  • <iframe src="https://www.npr.org/player/embed/628473154/628546663" width="100%" height="290" frameborder="0" scrolling="no" title="NPR embedded audio player">
  • Transcript

Ethiopian Prime Minister Abiy Ahmed, background, is welcomed by Eritrean President Isaias Afwerki as he disembarks a plane on Sunday in Asmara, Eritrea. ERITV/AP hide caption

toggle caption
ERITV/AP

Thousands of Ethiopian Prime Minister Abiy Ahmed's supporters gathered to watch him speak at a rally Saturday in Addis Ababa. But a blast interrupted the event, leaving at least one person dead and dozens more with injuries. Yonas Tadesse/AFP/Getty Images hide caption

toggle caption
Yonas Tadesse/AFP/Getty Images

"The Departure" from Aïda Muluneh's "The World is 9" collection. The title comes from a saying of Muluneh's grandmother — meaning that the world will never be a perfect 10. Aïda Muluneh hide caption

toggle caption
Aïda Muluneh

A woman walks with orphans at an Addis Ababa orphanage in 2013. The number of Ethiopian children adopted by Americans fell from 2,511 in 2010 to 133 in 2016, according to the State Department. Ethiopia's parliament banned all foreign adoption in January. Sean Gallup/Getty Images hide caption

toggle caption
Sean Gallup/Getty Images

In Ethiopia, A New Ban On Foreign Adoptions Is About National Pride

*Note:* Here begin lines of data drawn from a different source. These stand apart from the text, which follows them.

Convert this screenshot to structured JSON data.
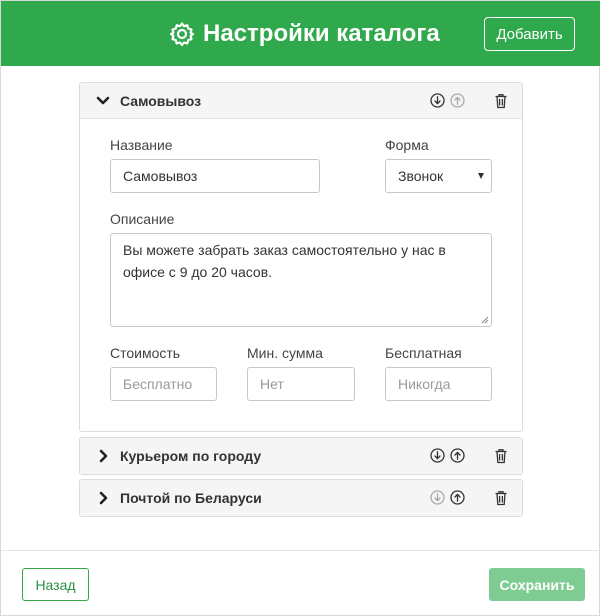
{
  "header": {
    "title": "Настройки каталога",
    "add_label": "Добавить",
    "settings_icon": "gear-icon",
    "color": "#2fa94c"
  },
  "deliveries": [
    {
      "title": "Самовывоз",
      "expanded": true,
      "form": {
        "name_label": "Название",
        "name_value": "Самовывоз",
        "form_label": "Форма",
        "form_value": "Звонок",
        "description_label": "Описание",
        "description_value": "Вы можете забрать заказ самостоятельно у нас в офисе с 9 до 20 часов.",
        "cost_label": "Стоимость",
        "cost_placeholder": "Бесплатно",
        "min_sum_label": "Мин. сумма",
        "min_sum_placeholder": "Нет",
        "free_label": "Бесплатная",
        "free_placeholder": "Никогда"
      }
    },
    {
      "title": "Курьером по городу",
      "expanded": false
    },
    {
      "title": "Почтой по Беларуси",
      "expanded": false
    }
  ],
  "footer": {
    "back_label": "Назад",
    "save_label": "Сохранить",
    "save_color": "#7fcc93"
  }
}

  • Download
  • <iframe src="https://www.npr.org/player/embed/595150800/598779971" width="100%" height="290" frameborder="0" scrolling="no" title="NPR embedded audio player">